The printer itself is a Kossel derivative that is highly modified to show off some interesting tech. Instead of steppers, the printer has three axes controlled by servos. On each axis is a small board containing a magnetic encoder, and a continuous rotation servo. With this setup, the guys are able to get 4096 steps per revolution with closed loop control that can drive the servo to with ±2 ticks.
The electronics and firmware are a clean sheet redesign of the usual 3D printer loadout. The motherboard uses a Pic32 running at 80MHz. Even the communication between the host and printer has been completely redesigned. Instead of Gcode, the team is using the Bowler protocol, a system of sending packets over serial, TCP/IP, or just about any other communications protocol you can think of.
Below is a video of the ServoStock interpreting Gcode on a computer and sending the codes and kinematics to the printer. It seems to work well, and using cheap servos and cut down electronics means this project might just be the first to break the $200 barrier for a ready to run 3D printer.

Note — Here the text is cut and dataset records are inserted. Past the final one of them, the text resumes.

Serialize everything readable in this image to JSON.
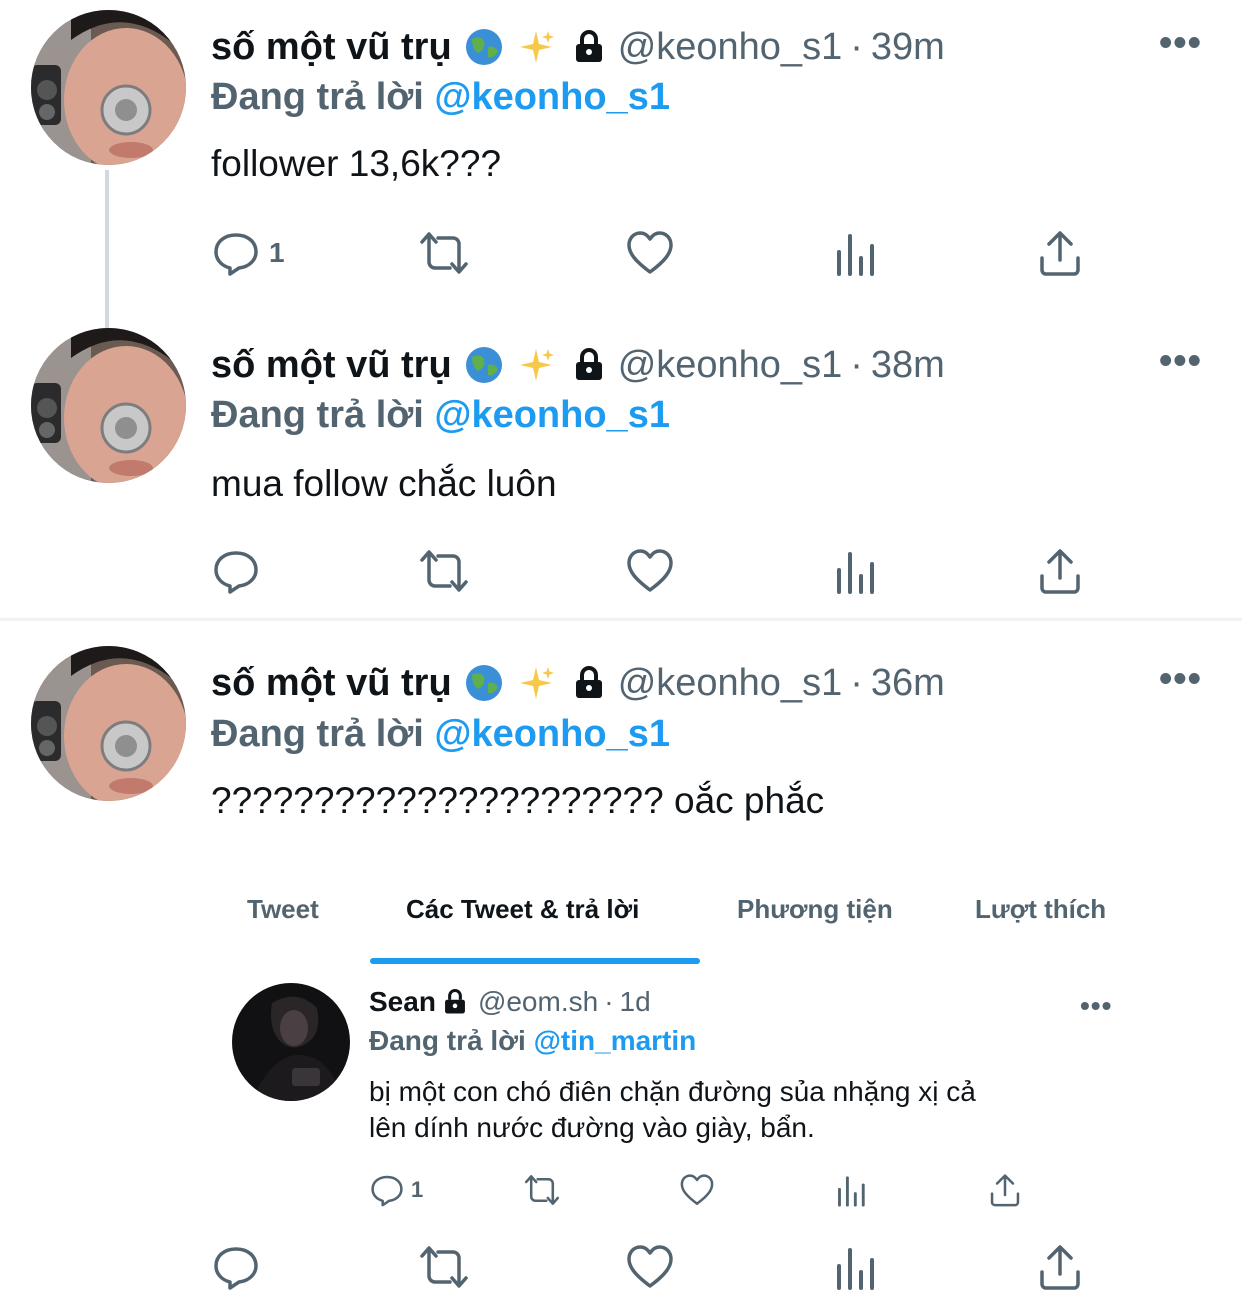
{
  "tweets": [
    {
      "display_name": "số một vũ trụ",
      "emoji1": "🌏",
      "emoji2": "✨",
      "handle": "@keonho_s1",
      "separator": "·",
      "time": "39m",
      "reply_prefix": "Đang trả lời",
      "reply_to": "@keonho_s1",
      "text": "follower 13,6k???",
      "reply_count": "1"
    },
    {
      "display_name": "số một vũ trụ",
      "emoji1": "🌏",
      "emoji2": "✨",
      "handle": "@keonho_s1",
      "separator": "·",
      "time": "38m",
      "reply_prefix": "Đang trả lời",
      "reply_to": "@keonho_s1",
      "text": "mua follow chắc luôn",
      "reply_count": ""
    },
    {
      "display_name": "số một vũ trụ",
      "emoji1": "🌏",
      "emoji2": "✨",
      "handle": "@keonho_s1",
      "separator": "·",
      "time": "36m",
      "reply_prefix": "Đang trả lời",
      "reply_to": "@keonho_s1",
      "text": "?????????????????????? oắc phắc",
      "reply_count": ""
    }
  ],
  "more_label": "•••",
  "tabs": [
    {
      "label": "Tweet"
    },
    {
      "label": "Các Tweet & trả lời"
    },
    {
      "label": "Phương tiện"
    },
    {
      "label": "Lượt thích"
    }
  ],
  "embedded": {
    "display_name": "Sean",
    "handle": "@eom.sh",
    "separator": "·",
    "time": "1d",
    "reply_prefix": "Đang trả lời",
    "reply_to": "@tin_martin",
    "text_line1": "bị một con chó điên chặn đường sủa nhặng xị cả",
    "text_line2": "lên dính nước đường vào giày, bẩn.",
    "reply_count": "1"
  },
  "colors": {
    "accent": "#1d9bf0",
    "secondary_text": "#536471",
    "primary_text": "#0f1419"
  }
}
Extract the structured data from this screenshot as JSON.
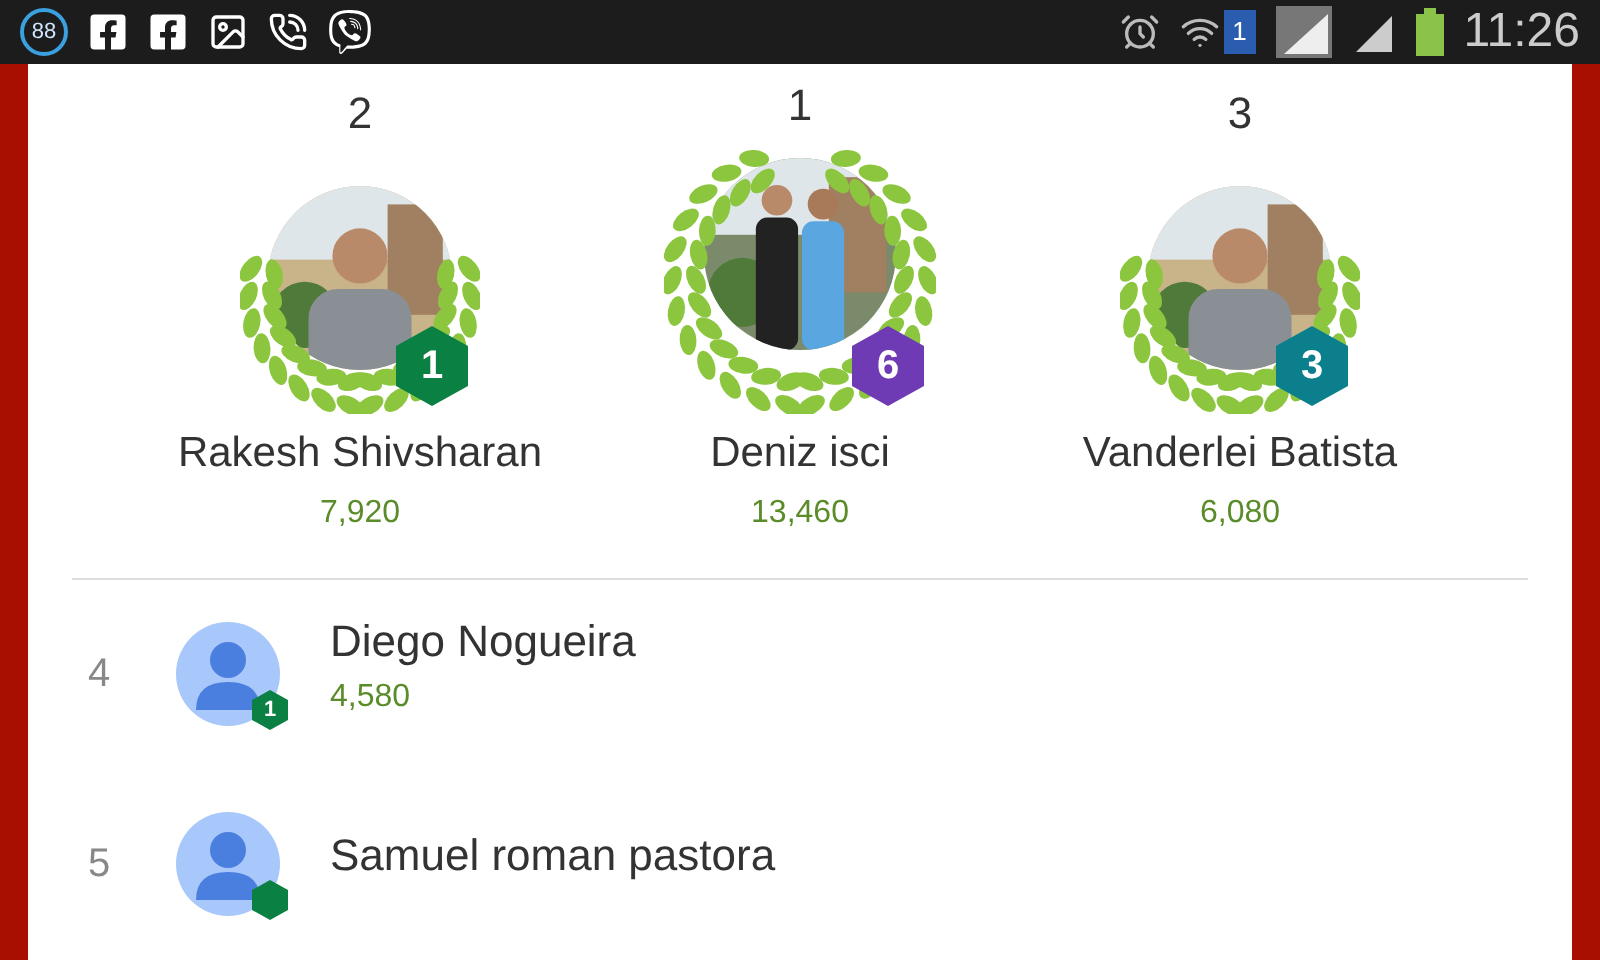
{
  "status_bar": {
    "notification_count": "88",
    "sim_slot": "1",
    "time": "11:26"
  },
  "podium": [
    {
      "rank": "2",
      "name": "Rakesh Shivsharan",
      "score": "7,920",
      "badge": "1",
      "color": "#0b8043",
      "kind": "runner_up"
    },
    {
      "rank": "1",
      "name": "Deniz isci",
      "score": "13,460",
      "badge": "6",
      "color": "#6f3bb5",
      "kind": "winner"
    },
    {
      "rank": "3",
      "name": "Vanderlei Batista",
      "score": "6,080",
      "badge": "3",
      "color": "#0b7f8c",
      "kind": "runner_up"
    }
  ],
  "rows": [
    {
      "rank": "4",
      "name": "Diego Nogueira",
      "score": "4,580",
      "badge": "1",
      "color": "#0b8043"
    },
    {
      "rank": "5",
      "name": "Samuel roman pastora",
      "color": "#0b8043"
    }
  ]
}
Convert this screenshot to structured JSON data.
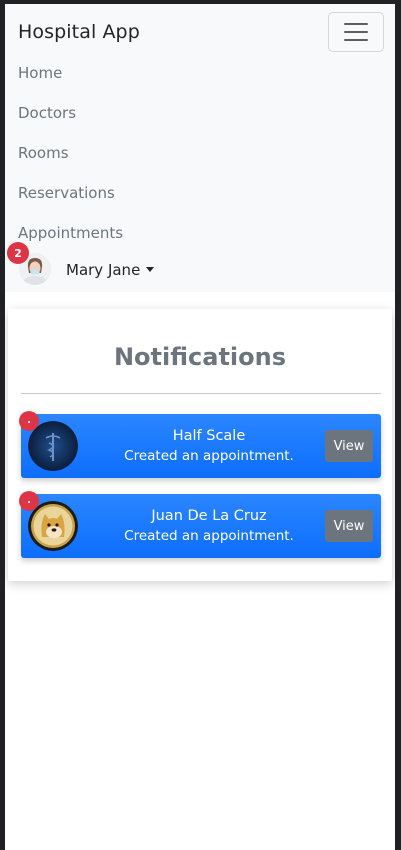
{
  "navbar": {
    "brand": "Hospital App",
    "menu_icon": "hamburger-menu-icon",
    "links": [
      {
        "label": "Home"
      },
      {
        "label": "Doctors"
      },
      {
        "label": "Rooms"
      },
      {
        "label": "Reservations"
      },
      {
        "label": "Appointments"
      }
    ],
    "user": {
      "name": "Mary Jane",
      "notification_count": "2",
      "avatar_icon": "user-avatar-icon"
    }
  },
  "notifications": {
    "title": "Notifications",
    "items": [
      {
        "name": "Half Scale",
        "message": "Created an appointment.",
        "button": "View",
        "dot": ".",
        "avatar_icon": "medical-caduceus-avatar-icon"
      },
      {
        "name": "Juan De La Cruz",
        "message": "Created an appointment.",
        "button": "View",
        "dot": ".",
        "avatar_icon": "doge-coin-avatar-icon"
      }
    ]
  },
  "colors": {
    "primary": "#0d6efd",
    "danger": "#dc3545",
    "secondary": "#6c757d",
    "navbar_bg": "#f8f9fa"
  }
}
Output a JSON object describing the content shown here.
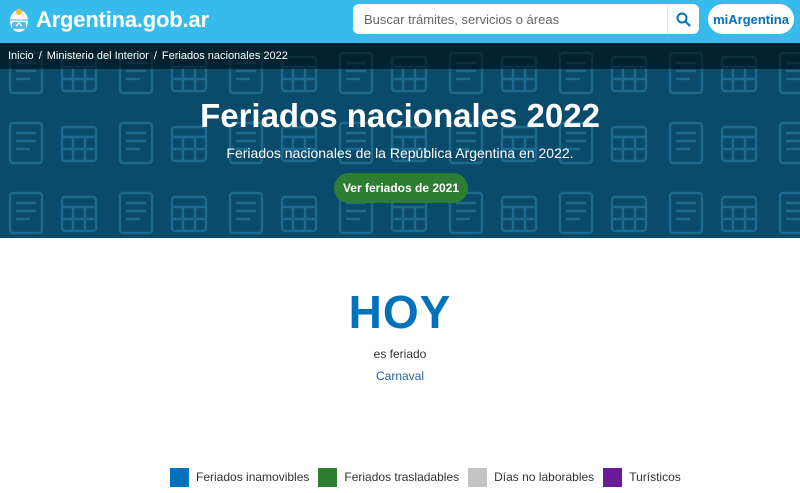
{
  "header": {
    "site_name": "Argentina.gob.ar",
    "search_placeholder": "Buscar trámites, servicios o áreas",
    "account_button": "miArgentina"
  },
  "breadcrumb": {
    "items": [
      "Inicio",
      "Ministerio del Interior",
      "Feriados nacionales 2022"
    ],
    "separator": "/"
  },
  "hero": {
    "title": "Feriados nacionales 2022",
    "subtitle": "Feriados nacionales de la República Argentina en 2022.",
    "button": "Ver feriados de 2021"
  },
  "today": {
    "heading": "HOY",
    "status": "es feriado",
    "holiday_name": "Carnaval"
  },
  "legend": {
    "items": [
      {
        "label": "Feriados inamovibles",
        "color": "#0072bb"
      },
      {
        "label": "Feriados trasladables",
        "color": "#2e7d32"
      },
      {
        "label": "Días no laborables",
        "color": "#c4c4c4"
      },
      {
        "label": "Turísticos",
        "color": "#6a1b9a"
      }
    ]
  },
  "colors": {
    "topbar": "#37bbed",
    "hero_background": "#0a4a6a",
    "accent_blue": "#0072bb",
    "button_green": "#2e7d32"
  }
}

Continue reading “Servo Stock, The Future Of 3D Printers”
The perfect balance of simplicity and complexity have been struck with this automated artist. The Roboartist is a vector drawing robot project which [Niazangels], [Maxarjun], and [Ashwin] have been documenting for the last few days. The killer feature of the build is the ability to process what is seen through a webcam so that it may be sketched as ink on paper by the robotic arm.
The arm itself has four stages, and as you can see in the video below, remarkably little slop. The remaining slight wiggle is just enough to make the images seem as if they were not printed to perfection, and we like that effect!
Above is a still of Roboartist working on a portrait of [Heath Ledger] in his role as Joker from The Dark Knight. The image import feature was used for this. It runs a tweaked version of the Canny Edge Detector to determine where the pen strokes go. This is an alternative to capturing the subject through the webcam. For now MATLAB is part of the software chain, but future work seeks to upgrade to more Open Source tools. The hardware itself uses an Arduino Mega to take input via USB or Bluetooth and drives the quartet of servo motors accordingly.
Continue reading “Roboartist Draws What It Sees”